Down to the last character, repeat the data that follows.

Data about app and page elements
===
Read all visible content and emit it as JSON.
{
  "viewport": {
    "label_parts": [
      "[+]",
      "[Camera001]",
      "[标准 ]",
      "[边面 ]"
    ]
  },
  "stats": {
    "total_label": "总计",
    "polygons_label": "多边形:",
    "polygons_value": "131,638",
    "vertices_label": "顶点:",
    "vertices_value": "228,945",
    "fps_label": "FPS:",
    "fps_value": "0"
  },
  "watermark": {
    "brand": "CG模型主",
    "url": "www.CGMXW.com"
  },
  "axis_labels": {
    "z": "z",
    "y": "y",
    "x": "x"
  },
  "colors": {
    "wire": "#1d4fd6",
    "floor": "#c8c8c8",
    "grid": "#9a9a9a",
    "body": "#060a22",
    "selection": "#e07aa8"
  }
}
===
* [ANSWER TO THE PROBLEM]:
Read all visible content and emit it as JSON.
{
  "viewport": {
    "label_parts": [
      "[+]",
      "[Camera001]",
      "[标准 ]",
      "[边面 ]"
    ]
  },
  "stats": {
    "total_label": "总计",
    "polygons_label": "多边形:",
    "polygons_value": "131,638",
    "vertices_label": "顶点:",
    "vertices_value": "228,945",
    "fps_label": "FPS:",
    "fps_value": "0"
  },
  "watermark": {
    "brand": "CG模型主",
    "url": "www.CGMXW.com"
  },
  "axis_labels": {
    "z": "z",
    "y": "y",
    "x": "x"
  },
  "colors": {
    "wire": "#1d4fd6",
    "floor": "#c8c8c8",
    "grid": "#9a9a9a",
    "body": "#060a22",
    "selection": "#e07aa8"
  }
}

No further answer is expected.